[PROBLEM REQUIREMENTS]
Wherever the word "chart" shows up in the data, report the line it sits in.

____

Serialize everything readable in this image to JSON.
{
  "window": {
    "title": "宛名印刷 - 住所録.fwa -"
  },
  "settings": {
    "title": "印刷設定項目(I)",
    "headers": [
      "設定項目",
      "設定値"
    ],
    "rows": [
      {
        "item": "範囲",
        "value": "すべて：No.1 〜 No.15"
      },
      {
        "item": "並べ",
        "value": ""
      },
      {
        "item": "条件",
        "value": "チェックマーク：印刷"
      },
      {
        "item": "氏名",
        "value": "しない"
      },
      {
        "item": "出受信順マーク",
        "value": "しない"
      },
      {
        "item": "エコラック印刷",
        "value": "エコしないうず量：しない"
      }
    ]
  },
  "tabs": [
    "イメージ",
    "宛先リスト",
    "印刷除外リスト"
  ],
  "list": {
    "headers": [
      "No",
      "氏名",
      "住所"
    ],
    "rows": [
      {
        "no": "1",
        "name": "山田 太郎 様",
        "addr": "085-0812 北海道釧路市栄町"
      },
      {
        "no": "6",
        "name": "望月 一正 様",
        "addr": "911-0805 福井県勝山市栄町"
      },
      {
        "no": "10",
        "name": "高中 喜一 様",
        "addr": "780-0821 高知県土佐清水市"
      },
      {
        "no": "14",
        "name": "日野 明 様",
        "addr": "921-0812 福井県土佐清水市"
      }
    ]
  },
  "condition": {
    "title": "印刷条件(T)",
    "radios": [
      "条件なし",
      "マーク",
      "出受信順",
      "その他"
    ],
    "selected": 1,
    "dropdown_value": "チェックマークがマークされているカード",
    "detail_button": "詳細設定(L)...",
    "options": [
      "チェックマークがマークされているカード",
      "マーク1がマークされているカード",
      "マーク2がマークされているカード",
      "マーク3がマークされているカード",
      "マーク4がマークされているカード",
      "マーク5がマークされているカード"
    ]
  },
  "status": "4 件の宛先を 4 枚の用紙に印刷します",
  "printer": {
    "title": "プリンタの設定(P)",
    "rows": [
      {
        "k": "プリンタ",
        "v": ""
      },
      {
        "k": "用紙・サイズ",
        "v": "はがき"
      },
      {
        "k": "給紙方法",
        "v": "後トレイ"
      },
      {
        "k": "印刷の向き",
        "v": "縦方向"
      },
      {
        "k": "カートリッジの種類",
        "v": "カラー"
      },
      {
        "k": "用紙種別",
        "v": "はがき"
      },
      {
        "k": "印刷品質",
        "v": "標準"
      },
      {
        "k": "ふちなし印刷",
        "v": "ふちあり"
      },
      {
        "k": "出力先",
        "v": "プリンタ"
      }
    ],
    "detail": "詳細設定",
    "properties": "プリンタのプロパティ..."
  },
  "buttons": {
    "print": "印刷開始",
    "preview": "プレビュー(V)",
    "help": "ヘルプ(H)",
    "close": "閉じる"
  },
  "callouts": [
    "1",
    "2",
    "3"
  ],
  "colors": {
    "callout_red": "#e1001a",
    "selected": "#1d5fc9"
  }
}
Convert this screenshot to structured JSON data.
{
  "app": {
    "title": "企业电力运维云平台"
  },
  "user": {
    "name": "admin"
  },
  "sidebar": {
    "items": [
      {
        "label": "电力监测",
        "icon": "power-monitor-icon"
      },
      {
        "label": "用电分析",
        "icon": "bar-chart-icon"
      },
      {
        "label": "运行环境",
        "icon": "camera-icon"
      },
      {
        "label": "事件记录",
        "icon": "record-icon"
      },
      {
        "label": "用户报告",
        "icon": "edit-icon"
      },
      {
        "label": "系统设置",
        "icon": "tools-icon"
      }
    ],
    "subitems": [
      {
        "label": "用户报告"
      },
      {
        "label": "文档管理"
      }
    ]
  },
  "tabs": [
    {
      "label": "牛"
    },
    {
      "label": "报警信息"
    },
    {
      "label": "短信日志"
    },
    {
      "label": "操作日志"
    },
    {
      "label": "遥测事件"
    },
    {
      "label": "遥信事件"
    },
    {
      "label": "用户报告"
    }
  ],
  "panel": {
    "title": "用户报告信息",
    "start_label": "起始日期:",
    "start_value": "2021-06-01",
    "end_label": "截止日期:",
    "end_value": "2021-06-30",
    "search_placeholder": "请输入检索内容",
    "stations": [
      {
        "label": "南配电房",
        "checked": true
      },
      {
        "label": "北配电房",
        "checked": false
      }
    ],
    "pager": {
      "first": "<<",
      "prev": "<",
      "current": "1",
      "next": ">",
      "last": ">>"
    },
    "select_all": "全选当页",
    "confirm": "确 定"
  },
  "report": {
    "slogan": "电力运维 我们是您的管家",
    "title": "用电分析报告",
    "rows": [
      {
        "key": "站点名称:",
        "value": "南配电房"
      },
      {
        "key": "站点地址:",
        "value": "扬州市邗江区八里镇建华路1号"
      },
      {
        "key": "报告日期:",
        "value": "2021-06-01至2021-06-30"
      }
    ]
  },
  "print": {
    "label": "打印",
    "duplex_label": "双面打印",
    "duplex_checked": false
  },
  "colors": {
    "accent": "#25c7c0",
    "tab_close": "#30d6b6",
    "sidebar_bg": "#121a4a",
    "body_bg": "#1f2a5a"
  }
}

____

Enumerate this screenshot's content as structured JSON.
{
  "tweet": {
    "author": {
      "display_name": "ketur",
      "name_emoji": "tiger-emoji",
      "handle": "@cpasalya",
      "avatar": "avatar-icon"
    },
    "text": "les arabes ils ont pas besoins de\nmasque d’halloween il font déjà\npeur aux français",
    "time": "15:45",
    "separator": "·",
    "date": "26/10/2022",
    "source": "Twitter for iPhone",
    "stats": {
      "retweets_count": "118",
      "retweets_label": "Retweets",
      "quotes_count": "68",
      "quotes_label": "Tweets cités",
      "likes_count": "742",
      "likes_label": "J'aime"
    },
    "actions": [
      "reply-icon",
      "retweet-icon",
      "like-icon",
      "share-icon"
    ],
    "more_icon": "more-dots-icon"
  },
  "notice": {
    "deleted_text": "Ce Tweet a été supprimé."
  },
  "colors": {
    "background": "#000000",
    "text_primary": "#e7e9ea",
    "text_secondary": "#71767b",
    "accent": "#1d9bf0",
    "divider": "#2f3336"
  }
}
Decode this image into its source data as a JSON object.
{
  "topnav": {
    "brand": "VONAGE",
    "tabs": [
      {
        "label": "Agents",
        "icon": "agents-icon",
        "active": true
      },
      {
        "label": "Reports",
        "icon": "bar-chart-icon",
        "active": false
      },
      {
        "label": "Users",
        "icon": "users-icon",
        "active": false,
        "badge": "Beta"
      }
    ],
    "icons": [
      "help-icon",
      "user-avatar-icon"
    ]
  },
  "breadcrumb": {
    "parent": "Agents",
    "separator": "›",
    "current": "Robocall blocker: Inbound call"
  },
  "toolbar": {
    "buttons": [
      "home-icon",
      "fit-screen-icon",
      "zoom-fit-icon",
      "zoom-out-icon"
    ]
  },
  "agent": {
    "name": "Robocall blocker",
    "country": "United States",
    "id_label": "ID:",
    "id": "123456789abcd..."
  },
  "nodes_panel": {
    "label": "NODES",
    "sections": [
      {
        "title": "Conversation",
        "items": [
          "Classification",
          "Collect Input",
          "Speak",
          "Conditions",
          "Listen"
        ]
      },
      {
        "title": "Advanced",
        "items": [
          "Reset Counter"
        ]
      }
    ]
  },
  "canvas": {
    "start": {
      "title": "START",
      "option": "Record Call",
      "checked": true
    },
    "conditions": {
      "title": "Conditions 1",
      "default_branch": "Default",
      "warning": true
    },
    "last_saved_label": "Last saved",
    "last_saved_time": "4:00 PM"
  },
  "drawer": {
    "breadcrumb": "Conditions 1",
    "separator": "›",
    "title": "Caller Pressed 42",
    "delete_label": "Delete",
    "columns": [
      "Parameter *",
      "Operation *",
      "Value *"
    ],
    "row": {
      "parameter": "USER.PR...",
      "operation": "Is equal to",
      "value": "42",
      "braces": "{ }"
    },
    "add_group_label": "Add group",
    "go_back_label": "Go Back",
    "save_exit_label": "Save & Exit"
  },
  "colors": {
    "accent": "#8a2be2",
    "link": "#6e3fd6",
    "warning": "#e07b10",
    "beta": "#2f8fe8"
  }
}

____

[TASK SOLUTION]
        "icon": "bar-chart-icon"
        "icon": "bar-chart-icon",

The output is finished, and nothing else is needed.